Christ save us all from a death like this,
On the reef of Norman's Woe!

The Sailor's Grave

Our bark was far, far from the land
When the bravest of our gallant band
Went deadly pale, an' pined away
Like the twilight5 of an autumn day.

We watched him through long hours of pain
Our hopes were great, our task in vain.
His end was near, we felt sad qualms
But he smiled and died in his shipmates' arms.

He had no costly winding sheet
We placed two round shot at his feet,
And we sewed him up, he was canvas-bound
Like a king he lay in his hammock sound.

We proudly decked his broken chest
With the "Blood'n'Guts (1)" across his breast
The flag we gave as a mark o' the brave
And he was ready for a sailor's grave.

Our voices broke, our hearts were weak
And wet was seen on the toughest cheek
We lowered him down o'er the ship's dark side
And he was received by the rollin' tide.

With a splash and a plunge and our task was o'er
And the billows rolled as they rolled before,
And many a wild prayer hallowed the wave
As he sank deep to a sailor's grave.

"Wave of Mutilation" by The Pixies

cease to resist, giving my goodbye
drive my car into the ocean
you'll think i'm dead, but i sail away
on a wave of mutilation
a wave

i've kissed mermaids, rode the el nino
walked the sand with the crustaceans
could find my way to mariana
on a wave of mutilation,
wave of mutilation
wave of mutilation
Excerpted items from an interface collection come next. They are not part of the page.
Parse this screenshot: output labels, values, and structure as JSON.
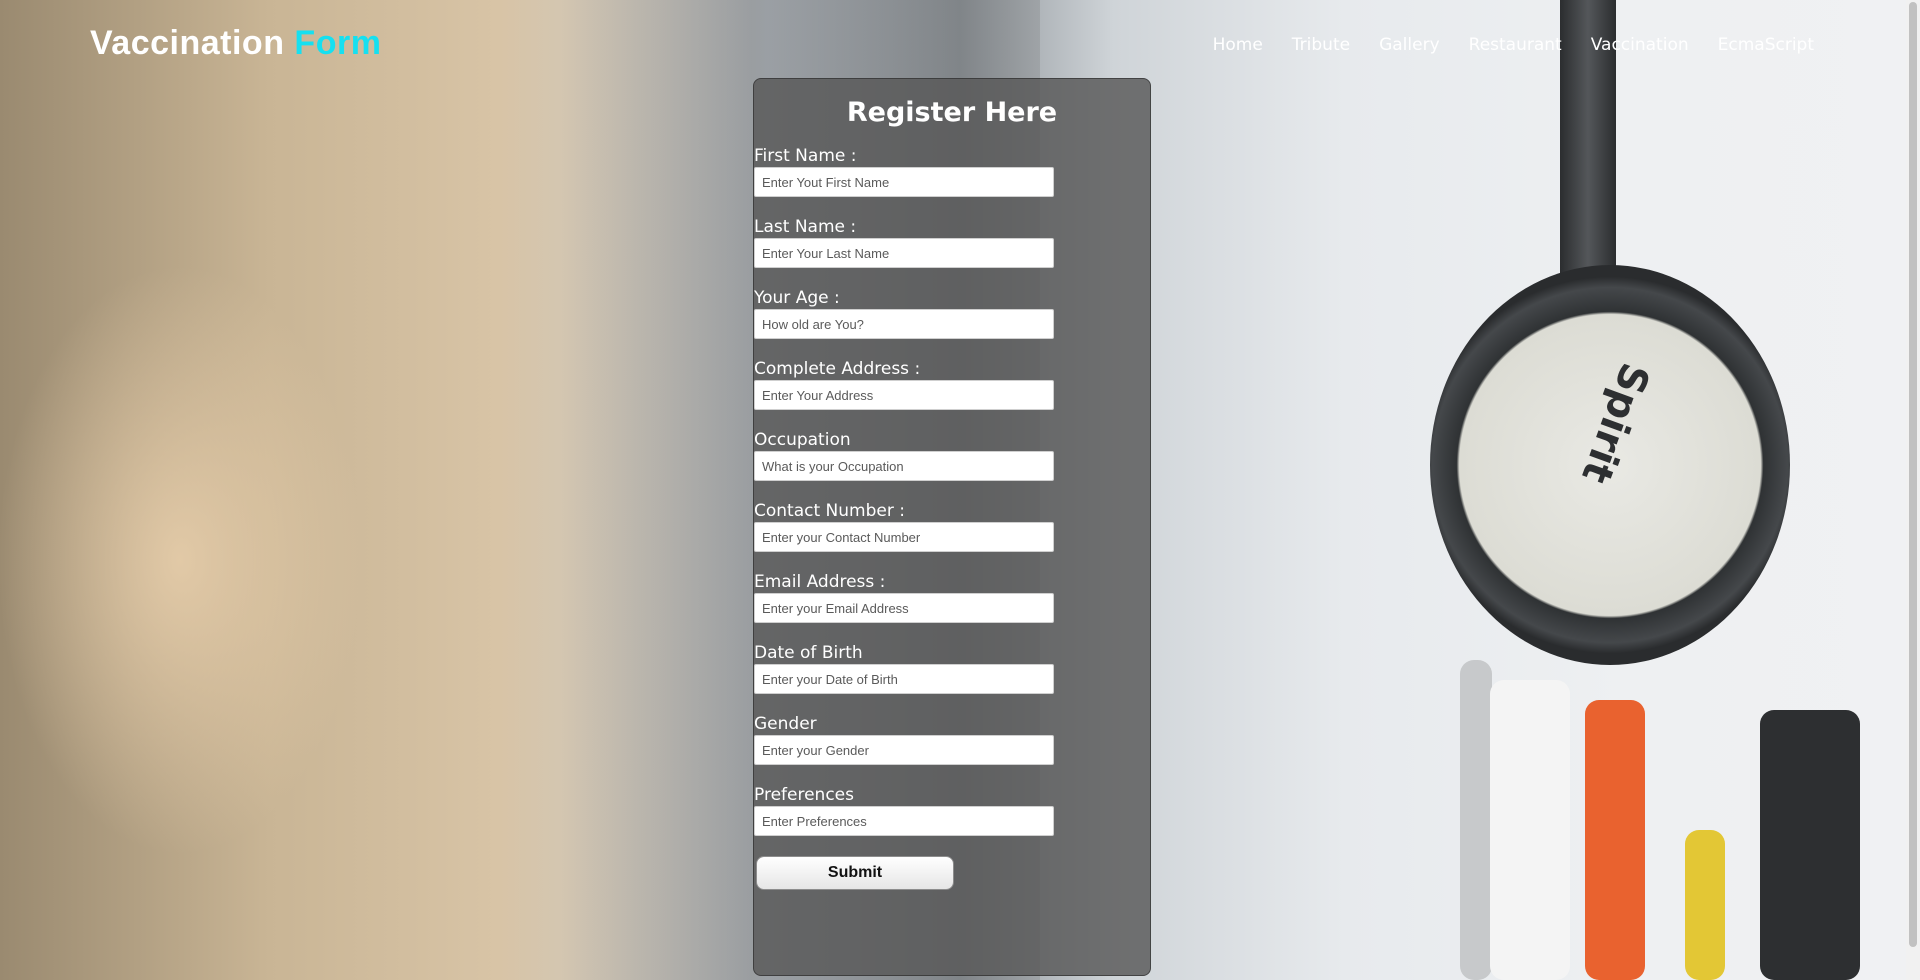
{
  "header": {
    "logo_main": "Vaccination",
    "logo_accent": "Form",
    "nav": [
      "Home",
      "Tribute",
      "Gallery",
      "Restaurant",
      "Vaccination",
      "EcmaScript"
    ]
  },
  "form": {
    "title": "Register Here",
    "fields": [
      {
        "label": "First Name :",
        "placeholder": "Enter Yout First Name"
      },
      {
        "label": "Last Name :",
        "placeholder": "Enter Your Last Name"
      },
      {
        "label": "Your Age :",
        "placeholder": "How old are You?"
      },
      {
        "label": "Complete Address :",
        "placeholder": "Enter Your Address"
      },
      {
        "label": "Occupation",
        "placeholder": "What is your Occupation"
      },
      {
        "label": "Contact Number :",
        "placeholder": "Enter your Contact Number"
      },
      {
        "label": "Email Address :",
        "placeholder": "Enter your Email Address"
      },
      {
        "label": "Date of Birth",
        "placeholder": "Enter your Date of Birth"
      },
      {
        "label": "Gender",
        "placeholder": "Enter your Gender"
      },
      {
        "label": "Preferences",
        "placeholder": "Enter Preferences"
      }
    ],
    "submit_label": "Submit"
  },
  "background": {
    "stethoscope_label": "Spirit"
  },
  "colors": {
    "accent": "#16e0f0",
    "panel": "#585858",
    "text": "#ffffff"
  }
}
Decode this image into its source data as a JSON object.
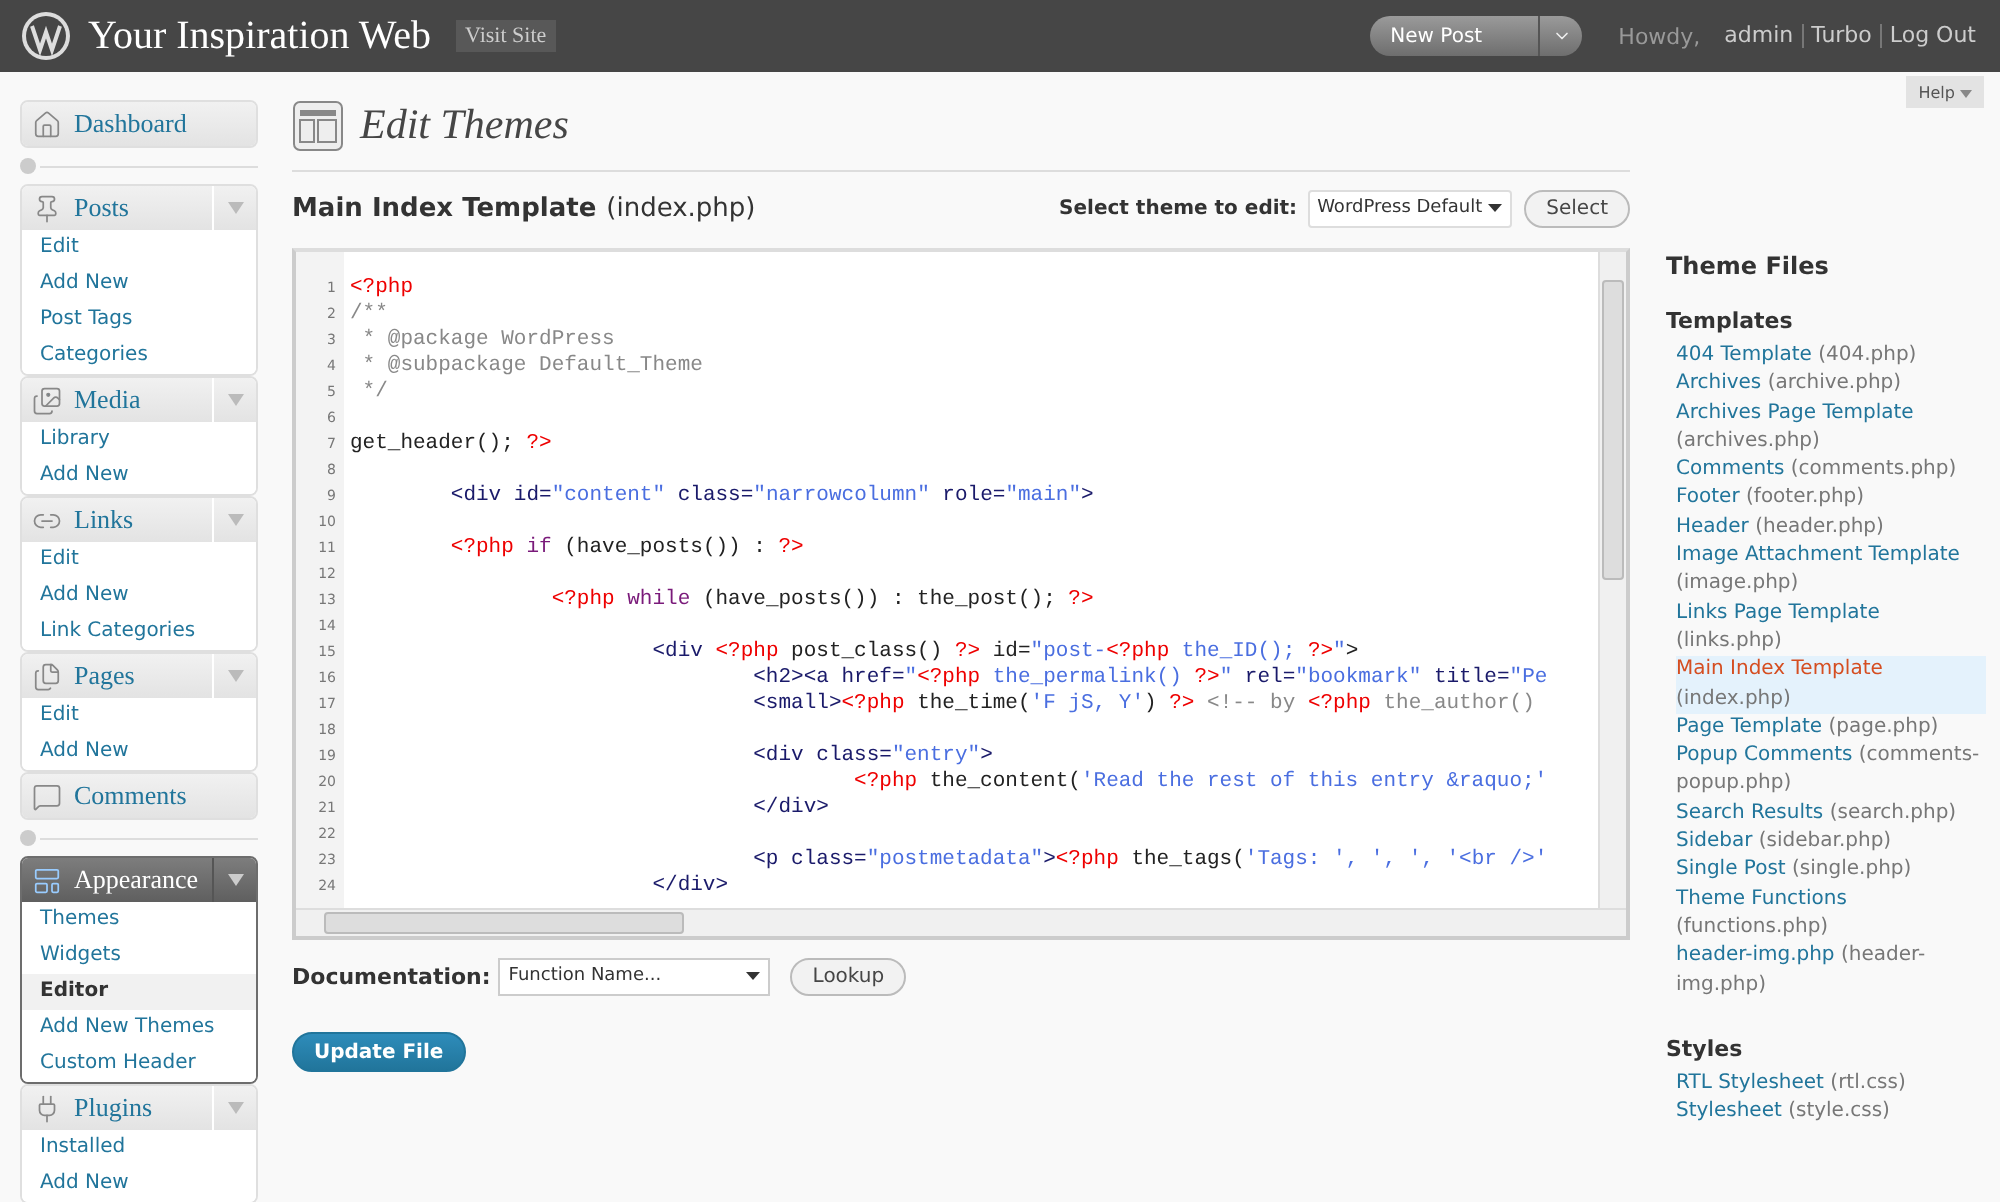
{
  "header": {
    "site_title": "Your Inspiration Web",
    "visit_site": "Visit Site",
    "new_post": "New Post",
    "howdy": "Howdy,",
    "user": "admin",
    "links": [
      "Turbo",
      "Log Out"
    ]
  },
  "sidebar": [
    {
      "label": "Dashboard",
      "current": false
    },
    {
      "label": "Posts",
      "current": false,
      "items": [
        {
          "label": "Edit",
          "selected": false
        },
        {
          "label": "Add New",
          "selected": false
        },
        {
          "label": "Post Tags",
          "selected": false
        },
        {
          "label": "Categories",
          "selected": false
        }
      ]
    },
    {
      "label": "Media",
      "current": false,
      "items": [
        {
          "label": "Library",
          "selected": false
        },
        {
          "label": "Add New",
          "selected": false
        }
      ]
    },
    {
      "label": "Links",
      "current": false,
      "items": [
        {
          "label": "Edit",
          "selected": false
        },
        {
          "label": "Add New",
          "selected": false
        },
        {
          "label": "Link Categories",
          "selected": false
        }
      ]
    },
    {
      "label": "Pages",
      "current": false,
      "items": [
        {
          "label": "Edit",
          "selected": false
        },
        {
          "label": "Add New",
          "selected": false
        }
      ]
    },
    {
      "label": "Comments",
      "current": false
    },
    {
      "label": "Appearance",
      "current": true,
      "items": [
        {
          "label": "Themes",
          "selected": false
        },
        {
          "label": "Widgets",
          "selected": false
        },
        {
          "label": "Editor",
          "selected": true
        },
        {
          "label": "Add New Themes",
          "selected": false
        },
        {
          "label": "Custom Header",
          "selected": false
        }
      ]
    },
    {
      "label": "Plugins",
      "current": false,
      "items": [
        {
          "label": "Installed",
          "selected": false
        },
        {
          "label": "Add New",
          "selected": false
        }
      ]
    }
  ],
  "page": {
    "title": "Edit Themes",
    "help": "Help",
    "file_title": "Main Index Template",
    "file_name": "(index.php)",
    "theme_label": "Select theme to edit:",
    "theme_value": "WordPress Default",
    "select_button": "Select"
  },
  "editor": {
    "lines": [
      {
        "kind": "code",
        "tokens": [
          {
            "kind": "php",
            "text": "<?php"
          }
        ]
      },
      {
        "kind": "code",
        "tokens": [
          {
            "kind": "comment",
            "text": "/**"
          }
        ]
      },
      {
        "kind": "code",
        "tokens": [
          {
            "kind": "comment",
            "text": " * @package WordPress"
          }
        ]
      },
      {
        "kind": "code",
        "tokens": [
          {
            "kind": "comment",
            "text": " * @subpackage Default_Theme"
          }
        ]
      },
      {
        "kind": "code",
        "tokens": [
          {
            "kind": "comment",
            "text": " */"
          }
        ]
      },
      {
        "kind": "blank"
      },
      {
        "kind": "code",
        "tokens": [
          {
            "kind": "plain",
            "text": "get_header(); "
          },
          {
            "kind": "php",
            "text": "?>"
          }
        ]
      },
      {
        "kind": "blank"
      },
      {
        "kind": "code",
        "tokens": [
          {
            "kind": "tag",
            "text": "        <div id="
          },
          {
            "kind": "str",
            "text": "\"content\""
          },
          {
            "kind": "tag",
            "text": " class="
          },
          {
            "kind": "str",
            "text": "\"narrowcolumn\""
          },
          {
            "kind": "tag",
            "text": " role="
          },
          {
            "kind": "str",
            "text": "\"main\""
          },
          {
            "kind": "tag",
            "text": ">"
          }
        ]
      },
      {
        "kind": "blank"
      },
      {
        "kind": "code",
        "tokens": [
          {
            "kind": "php",
            "text": "        <?php"
          },
          {
            "kind": "kw",
            "text": " if"
          },
          {
            "kind": "plain",
            "text": " (have_posts()) : "
          },
          {
            "kind": "php",
            "text": "?>"
          }
        ]
      },
      {
        "kind": "blank"
      },
      {
        "kind": "code",
        "tokens": [
          {
            "kind": "php",
            "text": "                <?php"
          },
          {
            "kind": "kw",
            "text": " while"
          },
          {
            "kind": "plain",
            "text": " (have_posts()) : the_post(); "
          },
          {
            "kind": "php",
            "text": "?>"
          }
        ]
      },
      {
        "kind": "blank"
      },
      {
        "kind": "code",
        "tokens": [
          {
            "kind": "tag",
            "text": "                        <div "
          },
          {
            "kind": "php",
            "text": "<?php"
          },
          {
            "kind": "plain",
            "text": " post_class() "
          },
          {
            "kind": "php",
            "text": "?>"
          },
          {
            "kind": "plain",
            "text": " id="
          },
          {
            "kind": "str",
            "text": "\"post-"
          },
          {
            "kind": "php",
            "text": "<?php"
          },
          {
            "kind": "str",
            "text": " the_ID(); "
          },
          {
            "kind": "php",
            "text": "?>"
          },
          {
            "kind": "str",
            "text": "\""
          },
          {
            "kind": "plain",
            "text": ">"
          }
        ]
      },
      {
        "kind": "code",
        "tokens": [
          {
            "kind": "tag",
            "text": "                                <h2><a href="
          },
          {
            "kind": "str",
            "text": "\""
          },
          {
            "kind": "php",
            "text": "<?php"
          },
          {
            "kind": "str",
            "text": " the_permalink() "
          },
          {
            "kind": "php",
            "text": "?>"
          },
          {
            "kind": "str",
            "text": "\""
          },
          {
            "kind": "tag",
            "text": " rel="
          },
          {
            "kind": "str",
            "text": "\"bookmark\""
          },
          {
            "kind": "tag",
            "text": " title="
          },
          {
            "kind": "str",
            "text": "\"Pe"
          }
        ]
      },
      {
        "kind": "code",
        "tokens": [
          {
            "kind": "tag",
            "text": "                                <small>"
          },
          {
            "kind": "php",
            "text": "<?php"
          },
          {
            "kind": "plain",
            "text": " the_time("
          },
          {
            "kind": "str",
            "text": "'F jS, Y'"
          },
          {
            "kind": "plain",
            "text": ") "
          },
          {
            "kind": "php",
            "text": "?>"
          },
          {
            "kind": "comment",
            "text": " <!-- by "
          },
          {
            "kind": "php",
            "text": "<?php"
          },
          {
            "kind": "comment",
            "text": " the_author()"
          }
        ]
      },
      {
        "kind": "blank"
      },
      {
        "kind": "code",
        "tokens": [
          {
            "kind": "tag",
            "text": "                                <div class="
          },
          {
            "kind": "str",
            "text": "\"entry\""
          },
          {
            "kind": "tag",
            "text": ">"
          }
        ]
      },
      {
        "kind": "code",
        "tokens": [
          {
            "kind": "php",
            "text": "                                        <?php"
          },
          {
            "kind": "plain",
            "text": " the_content("
          },
          {
            "kind": "str",
            "text": "'Read the rest of this entry &raquo;'"
          }
        ]
      },
      {
        "kind": "code",
        "tokens": [
          {
            "kind": "tag",
            "text": "                                </div>"
          }
        ]
      },
      {
        "kind": "blank"
      },
      {
        "kind": "code",
        "tokens": [
          {
            "kind": "tag",
            "text": "                                <p class="
          },
          {
            "kind": "str",
            "text": "\"postmetadata\""
          },
          {
            "kind": "tag",
            "text": ">"
          },
          {
            "kind": "php",
            "text": "<?php"
          },
          {
            "kind": "plain",
            "text": " the_tags("
          },
          {
            "kind": "str",
            "text": "'Tags: ', ', ', '<br />'"
          }
        ]
      },
      {
        "kind": "code",
        "tokens": [
          {
            "kind": "tag",
            "text": "                        </div>"
          }
        ]
      }
    ],
    "line_numbers": [
      "1",
      "2",
      "3",
      "4",
      "5",
      "6",
      "7",
      "8",
      "9",
      "10",
      "11",
      "12",
      "13",
      "14",
      "15",
      "16",
      "17",
      "18",
      "19",
      "20",
      "21",
      "22",
      "23",
      "24"
    ]
  },
  "documentation": {
    "label": "Documentation:",
    "placeholder": "Function Name...",
    "button": "Lookup"
  },
  "update_button": "Update File",
  "theme_files": {
    "title": "Theme Files",
    "sections": [
      {
        "title": "Templates",
        "files": [
          {
            "name": "404 Template",
            "file": "(404.php)",
            "selected": false
          },
          {
            "name": "Archives",
            "file": "(archive.php)",
            "selected": false
          },
          {
            "name": "Archives Page Template",
            "file": "(archives.php)",
            "selected": false
          },
          {
            "name": "Comments",
            "file": "(comments.php)",
            "selected": false
          },
          {
            "name": "Footer",
            "file": "(footer.php)",
            "selected": false
          },
          {
            "name": "Header",
            "file": "(header.php)",
            "selected": false
          },
          {
            "name": "Image Attachment Template",
            "file": "(image.php)",
            "selected": false
          },
          {
            "name": "Links Page Template",
            "file": "(links.php)",
            "selected": false
          },
          {
            "name": "Main Index Template",
            "file": "(index.php)",
            "selected": true
          },
          {
            "name": "Page Template",
            "file": "(page.php)",
            "selected": false
          },
          {
            "name": "Popup Comments",
            "file": "(comments-popup.php)",
            "selected": false
          },
          {
            "name": "Search Results",
            "file": "(search.php)",
            "selected": false
          },
          {
            "name": "Sidebar",
            "file": "(sidebar.php)",
            "selected": false
          },
          {
            "name": "Single Post",
            "file": "(single.php)",
            "selected": false
          },
          {
            "name": "Theme Functions",
            "file": "(functions.php)",
            "selected": false
          },
          {
            "name": "header-img.php",
            "file": "(header-img.php)",
            "selected": false
          }
        ]
      },
      {
        "title": "Styles",
        "files": [
          {
            "name": "RTL Stylesheet",
            "file": "(rtl.css)",
            "selected": false
          },
          {
            "name": "Stylesheet",
            "file": "(style.css)",
            "selected": false
          }
        ]
      }
    ]
  }
}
1 comment:

WIBR said...

No "Rime of the Ancient Mariner"?